YOU ARE HERE: LAT HomeCollections
(Page 2 of 3)


Simple, inspiring, misread

In Chekhov's work, some directors see despondency; others, slapstick. But it's in his smooth mingling of comedy and tragedy that he transcends categories.

February 12, 2006|Charles McNulty | Times Staff Writer

If great actors can't convince us with their deft clowning, what director can? When Meryl Streep literally performed cartwheels in Mike Nichols' hammy version of "The Seagull" in Central Park a few years back, one could only wish that she had been encouraged to reach into her capacious bag of accents and pull out a slightly more serious tone for the humorously histrionic Arkadina, the fading actress whose unbridled narcissism contributes to her oedipally challenged son's eventual suicide. And though critic Walter Kerr liked Streep's earlier zany turn as Dunyasha in Serban's 1977 Lincoln Center staging of "The Cherry Orchard," he reported that "she had to work hard, too hard, to establish a level of gagging we're certainly not accustomed to [in the play], and some of her extravagances -- crashing to the floor in a faint after a single kiss -- fell as flat as she did."


The delight in the quotidian

IN a curious essay that followed his own adaptation of "The Cherry Orchard," David Mamet argues that Chekhov was writing not just comedy but farce. Taking his point a step further, he describes the work as a set of "review sketches on a common theme." (Fortunately, he picks a good one -- "frustrated sexuality.") But hilariously accident-prone as the action is (there's everything from a bumbling clerk's squeaky boots to a professional student's stumble down a flight of stairs), the only thing more boring than a ponderously distraught staging of the play is one that tries to pass it off as "Monty Python's Moscow Circus."
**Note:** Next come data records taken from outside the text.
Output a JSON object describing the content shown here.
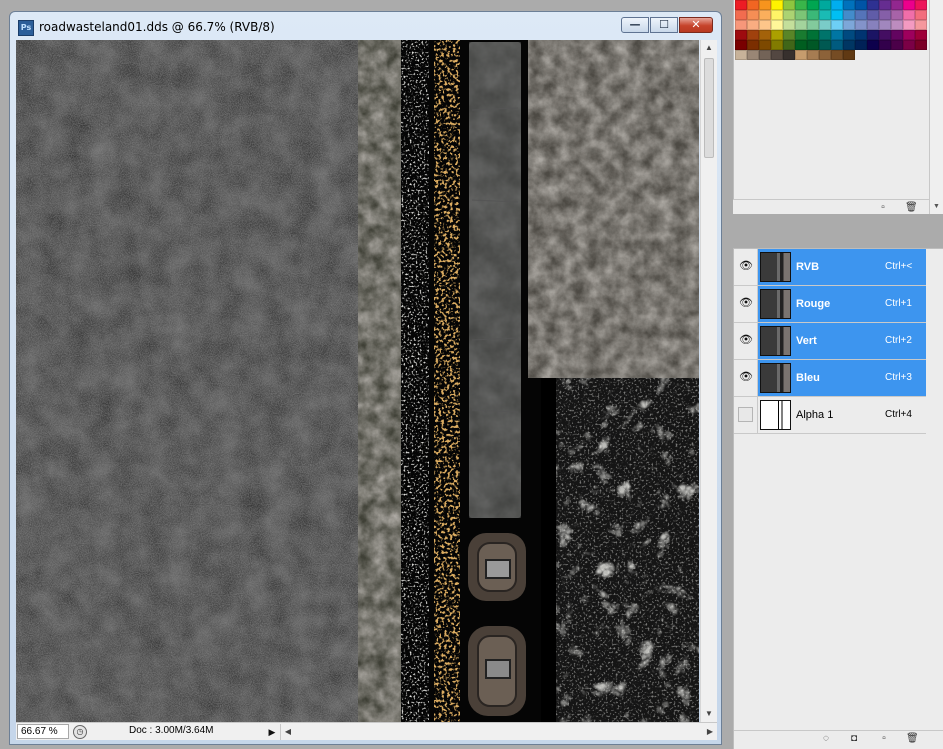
{
  "document": {
    "title": "roadwasteland01.dds @ 66.7% (RVB/8)",
    "app_icon": "photoshop-icon",
    "zoom": "66.67 %",
    "doc_info": "Doc : 3.00M/3.64M"
  },
  "window_buttons": {
    "minimize": "—",
    "maximize": "☐",
    "close": "✕"
  },
  "swatches": {
    "colors": [
      "#ed1c24",
      "#f26522",
      "#f7941d",
      "#fff200",
      "#8dc63f",
      "#39b54a",
      "#00a651",
      "#00a99d",
      "#00aeef",
      "#0072bc",
      "#0054a6",
      "#2e3192",
      "#662d91",
      "#92278f",
      "#ec008c",
      "#ed145b",
      "#f26c4f",
      "#f68e55",
      "#fbaf5c",
      "#fff467",
      "#acd372",
      "#7cc576",
      "#3bb878",
      "#1abbb4",
      "#00bff3",
      "#438ccb",
      "#5574b9",
      "#605ca8",
      "#855fa8",
      "#a763a8",
      "#f06ea9",
      "#f26d7d",
      "#f7977a",
      "#f9ad81",
      "#fdc68a",
      "#fff799",
      "#c4df9b",
      "#a3d39c",
      "#82ca9c",
      "#7accc8",
      "#6dcff6",
      "#7da7d9",
      "#8393ca",
      "#8781bd",
      "#a187be",
      "#bd8cbf",
      "#f49ac1",
      "#f5989d",
      "#9e0b0f",
      "#a0410d",
      "#a3620a",
      "#aba000",
      "#598527",
      "#197b30",
      "#007236",
      "#00746b",
      "#0076a3",
      "#004a80",
      "#003471",
      "#1b1464",
      "#440e62",
      "#630460",
      "#9e005d",
      "#9e0039",
      "#790000",
      "#7b2e00",
      "#7d4900",
      "#827b00",
      "#406618",
      "#005e20",
      "#005826",
      "#005952",
      "#005b7f",
      "#003663",
      "#002157",
      "#0d004c",
      "#32004b",
      "#4b0049",
      "#7b0046",
      "#7a0026",
      "#c7b299",
      "#998675",
      "#736357",
      "#534741",
      "#37302d",
      "#c69c6d",
      "#a67c52",
      "#8c6239",
      "#754c24",
      "#603913"
    ]
  },
  "channels": {
    "rows": [
      {
        "name": "RVB",
        "shortcut": "Ctrl+<",
        "visible": true,
        "selected": true
      },
      {
        "name": "Rouge",
        "shortcut": "Ctrl+1",
        "visible": true,
        "selected": true
      },
      {
        "name": "Vert",
        "shortcut": "Ctrl+2",
        "visible": true,
        "selected": true
      },
      {
        "name": "Bleu",
        "shortcut": "Ctrl+3",
        "visible": true,
        "selected": true
      },
      {
        "name": "Alpha 1",
        "shortcut": "Ctrl+4",
        "visible": false,
        "selected": false
      }
    ]
  },
  "icons": {
    "eye": "eye-icon",
    "new": "new-item-icon",
    "trash": "trash-icon",
    "selection": "load-selection-icon",
    "mask": "save-selection-icon",
    "status": "status-menu-icon"
  }
}
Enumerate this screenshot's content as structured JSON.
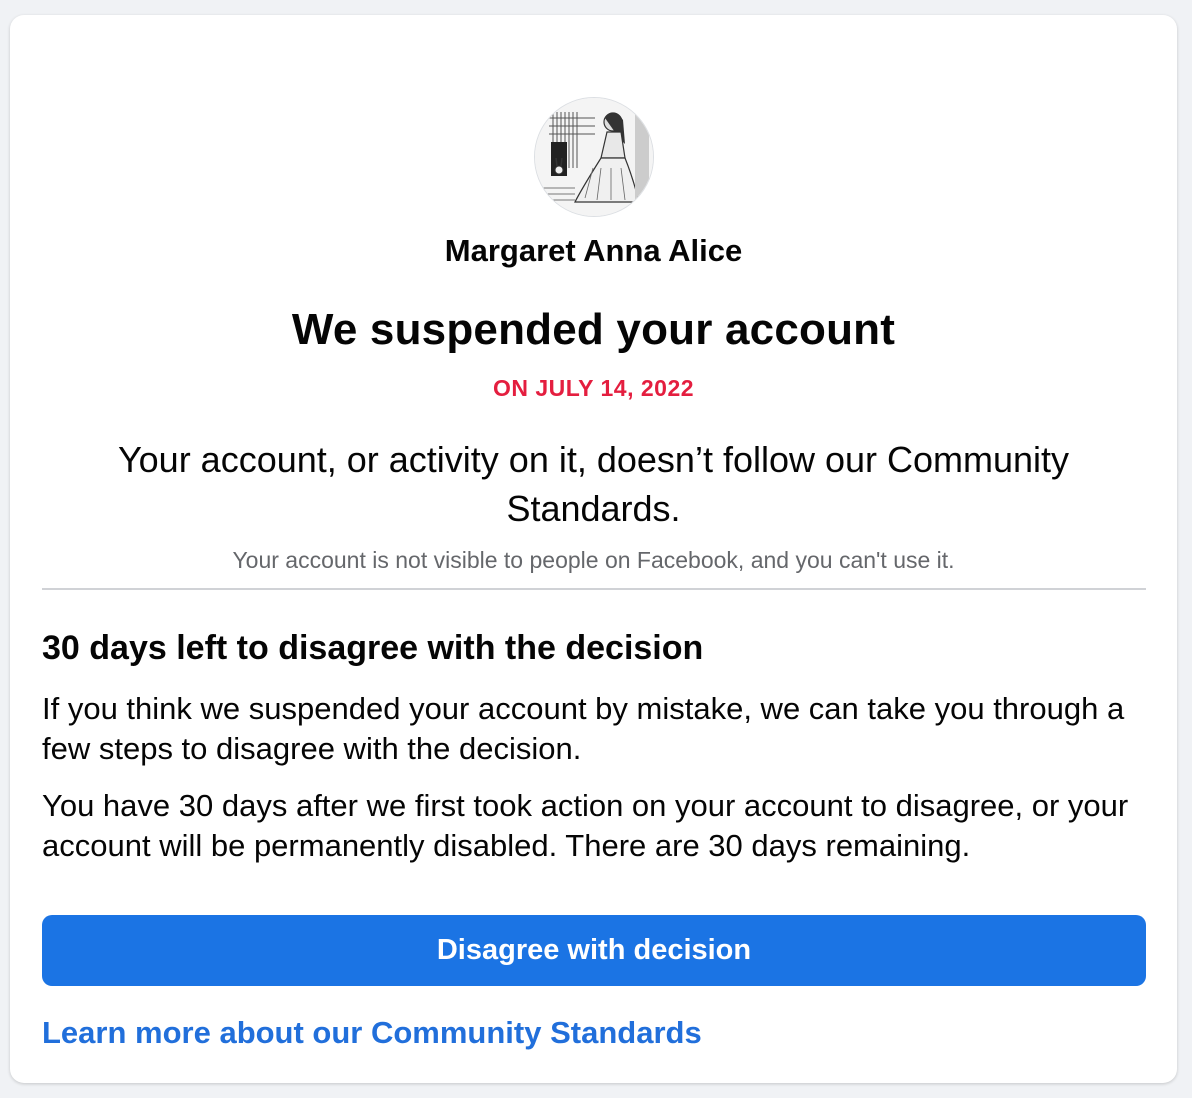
{
  "profile": {
    "name": "Margaret Anna Alice",
    "avatar_icon": "profile-illustration-icon"
  },
  "notice": {
    "title": "We suspended your account",
    "date": "ON JULY 14, 2022",
    "reason": "Your account, or activity on it, doesn’t follow our Community Standards.",
    "visibility": "Your account is not visible to people on Facebook, and you can't use it."
  },
  "appeal": {
    "heading": "30 days left to disagree with the decision",
    "paragraph1": "If you think we suspended your account by mistake, we can take you through a few steps to disagree with the decision.",
    "paragraph2": "You have 30 days after we first took action on your account to disagree, or your account will be permanently disabled. There are 30 days remaining.",
    "button_label": "Disagree with decision",
    "learn_more_label": "Learn more about our Community Standards"
  },
  "colors": {
    "accent_blue": "#1b74e4",
    "link_blue": "#216fdb",
    "alert_red": "#e41e3f",
    "secondary_text": "#65676b"
  }
}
Clearly, the traditional categories of tragedy and comedy are too limiting for Chekhov's genius. The author himself chose various designations for his four major plays: "comedy" for "The Seagull" and "The Cherry Orchard"; "drama" for "Three Sisters"; and the beguiling "scenes from country life" for "Uncle Vanya." Yet these distinctions, which have nothing at all to do with happy or unhappy endings, blur as you experience the works' unrestricted energies.

In an essay on Proust, the great German-Jewish critic Walter Benjamin observed that "all great works of literature found a genre or dissolve one -- that they are, in other words, special cases." Chekhov's specialness lies in his delight in the quotidian, the everyday to-ing and fro-ing that by degrees etches a tenuous destiny.
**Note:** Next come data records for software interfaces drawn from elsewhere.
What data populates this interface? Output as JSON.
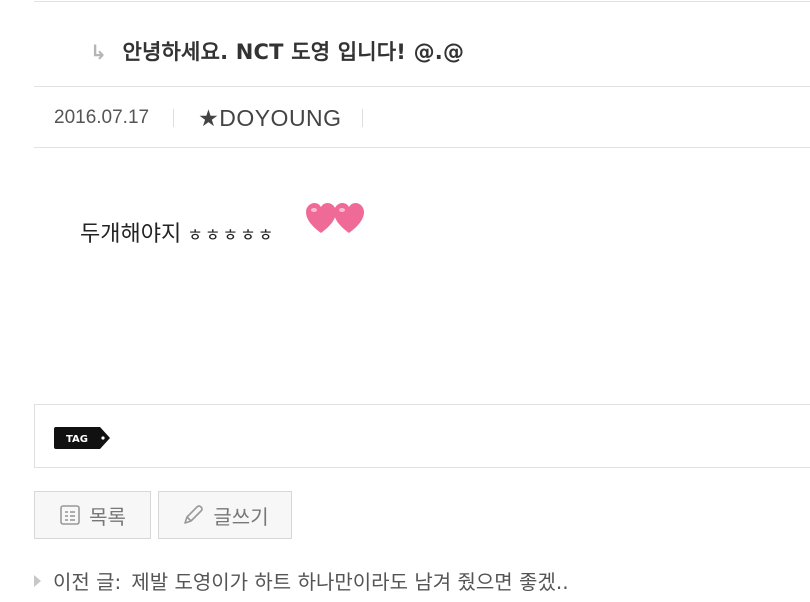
{
  "post": {
    "reply_arrow": "↳",
    "title": "안녕하세요. NCT 도영 입니다! @.@",
    "date": "2016.07.17",
    "author": "★DOYOUNG",
    "body_text": "두개해야지",
    "body_laugh": "ㅎㅎㅎㅎㅎ"
  },
  "tags": {
    "badge_label": "TAG"
  },
  "buttons": {
    "list_label": "목록",
    "write_label": "글쓰기"
  },
  "prev_post": {
    "label": "이전 글:",
    "title": "제발 도영이가 하트 하나만이라도 남겨 줬으면 좋겠.."
  },
  "colors": {
    "heart": "#f06a98",
    "badge_bg": "#111111",
    "divider": "#e2e2e2",
    "button_bg": "#f7f7f7"
  }
}
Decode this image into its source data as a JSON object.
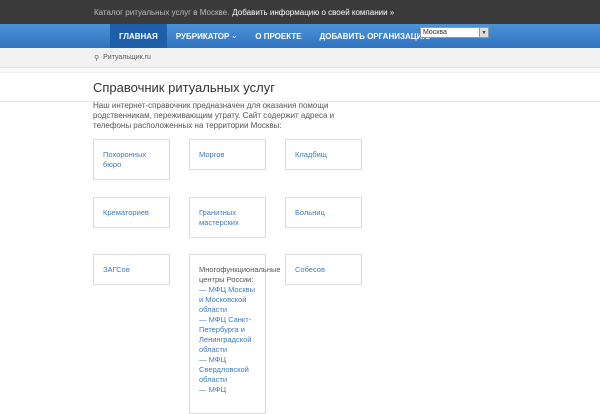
{
  "topbar": {
    "text": "Каталог ритуальных услуг в Москве.",
    "link": "Добавить информацию о своей компании »"
  },
  "nav": {
    "items": [
      {
        "label": "Главная",
        "active": true
      },
      {
        "label": "Рубрикатор",
        "dropdown": true,
        "chevron": "⌄"
      },
      {
        "label": "О проекте"
      },
      {
        "label": "Добавить организацию"
      }
    ],
    "city": "Москва"
  },
  "breadcrumb": {
    "icon": "map-marker-icon",
    "label": "Ритуальщик.ru"
  },
  "page": {
    "title": "Справочник ритуальных услуг",
    "intro": "Наш интернет-справочник предназначен для оказания помощи родственникам, переживающим утрату. Сайт содержит адреса и телефоны расположенных на территории Москвы:"
  },
  "cards": [
    {
      "label": "Похоронных бюро"
    },
    {
      "label": "Моргов"
    },
    {
      "label": "Кладбищ"
    },
    {
      "label": "Крематориев"
    },
    {
      "label": "Гранитных мастерских"
    },
    {
      "label": "Больниц"
    },
    {
      "label": "ЗАГСов"
    },
    {
      "label": "Многофункциональные центры России:",
      "links": [
        "— МФЦ Москвы и Московской области",
        "— МФЦ Санкт-Петербурга и Ленинградской области",
        "— МФЦ Свердловской области",
        "— МФЦ"
      ]
    },
    {
      "label": "Собесов"
    }
  ],
  "colors": {
    "nav": "#3a7fcf",
    "link": "#3d7bbd",
    "topbar": "#3a3a3a"
  }
}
"What happens onstage should be just as complicated and just as simple as things are in real life. People are sitting at a table having dinner, that's all, but at the same time their happiness is being created, or their lives are being torn apart." These oft-quoted words of Chekhov's hold the secret to the duality of his vision. Yet to understand the slippery way light and dark interact in his work, it's useful to recall the unique background Chekhov brings to his dramatic art.

Chekhov started writing humor pieces for the newspapers while studying medicine in Moscow and continued to churn out farcical one-acts throughout his career. (He was revising the stand-up monologue "The Evils of Tobacco" while working on "The Cherry Orchard.") All of his plays are shot through with broad comic turns, yet directors who confuse the comedy of Chekhov's vaudeville sketches with that of his great plays do the playwright a great disservice.
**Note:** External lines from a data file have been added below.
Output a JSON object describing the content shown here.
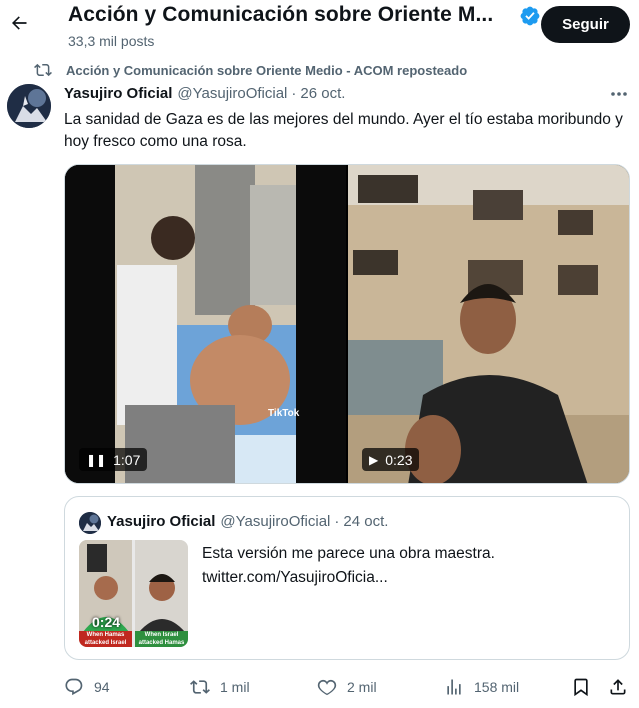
{
  "header": {
    "title": "Acción y Comunicación sobre Oriente M...",
    "post_count": "33,3 mil posts",
    "follow_label": "Seguir"
  },
  "repost": {
    "text": "Acción y Comunicación sobre Oriente Medio - ACOM reposteado"
  },
  "post": {
    "author_name": "Yasujiro Oficial",
    "handle": "@YasujiroOficial",
    "separator": "·",
    "date": "26 oct.",
    "text": "La sanidad de Gaza es de las mejores del mundo. Ayer el tío estaba moribundo y hoy fresco como una rosa.",
    "media": [
      {
        "state_icon": "pause-icon",
        "duration": "1:07",
        "overlay_text": "TikTok"
      },
      {
        "state_icon": "play-icon",
        "duration": "0:23"
      }
    ]
  },
  "quote": {
    "author_name": "Yasujiro Oficial",
    "handle": "@YasujiroOficial",
    "separator": "·",
    "date": "24 oct.",
    "line1": "Esta versión me parece una obra maestra.",
    "line2": "twitter.com/YasujiroOficia...",
    "thumb_duration": "0:24",
    "thumb_caption_left": "When Hamas attacked Israel",
    "thumb_caption_right": "When Israel attacked Hamas"
  },
  "actions": {
    "replies": "94",
    "reposts": "1 mil",
    "likes": "2 mil",
    "views": "158 mil"
  },
  "colors": {
    "text": "#0f1419",
    "secondary": "#536471",
    "verified": "#1d9bf0",
    "border": "#cfd9de"
  }
}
To understand his dramatic imagination, you'd be better advised to examine his short stories. Just as you can't separate the poet from the playwright in Shakespeare, so you cannot isolate the author of "Three Sisters" from that of "The Lady With the Pet Dog." After all, it was through his stories that Chekhov developed his mastery of the pianissimo drama, the anti-melodramatic style that Richard Gilman brilliantly analyzes in his book "Chekhov's Plays: An Opening Into Eternity." Given the coincidence-heavy, crescendo-driven claptrap that dominated the 19th century Russian stage, Chekhov's discovery of new suppleness in the form is astonishing if not in fact revolutionary, as critics like Gilman have claimed.

The short story can be defined as a record of emotion. Eudora Welty, a master practitioner herself, observed that a "story behaves, it goes through motions." By this she implied that it wasn't a description of a feeling but an enactment of the feeling's shifting course.

This notion serves Chekhov's dramaturgy, which is full of movement although it's often been considered static for failing to properly climax in knot-tying endings. What Chekhov offers -- and what is really at the heart of all great theatrical comedy from Shakespeare to Beckett -- is a sense of the ongoing rhythm of life, the fact that no matter the gales of laughter (or streams of tears), another day will punctually follow. Comedy, unlike tragedy, is all about second chances, which is why the heartbreaking loss of the country estate in "The Cherry Orchard" also spells potentially thrilling beginnings for everyone, and not just the self-made businessman and former peasant, Lopakhin, who bought it out from under his aristocratic betters.

Los Angeles Times Articles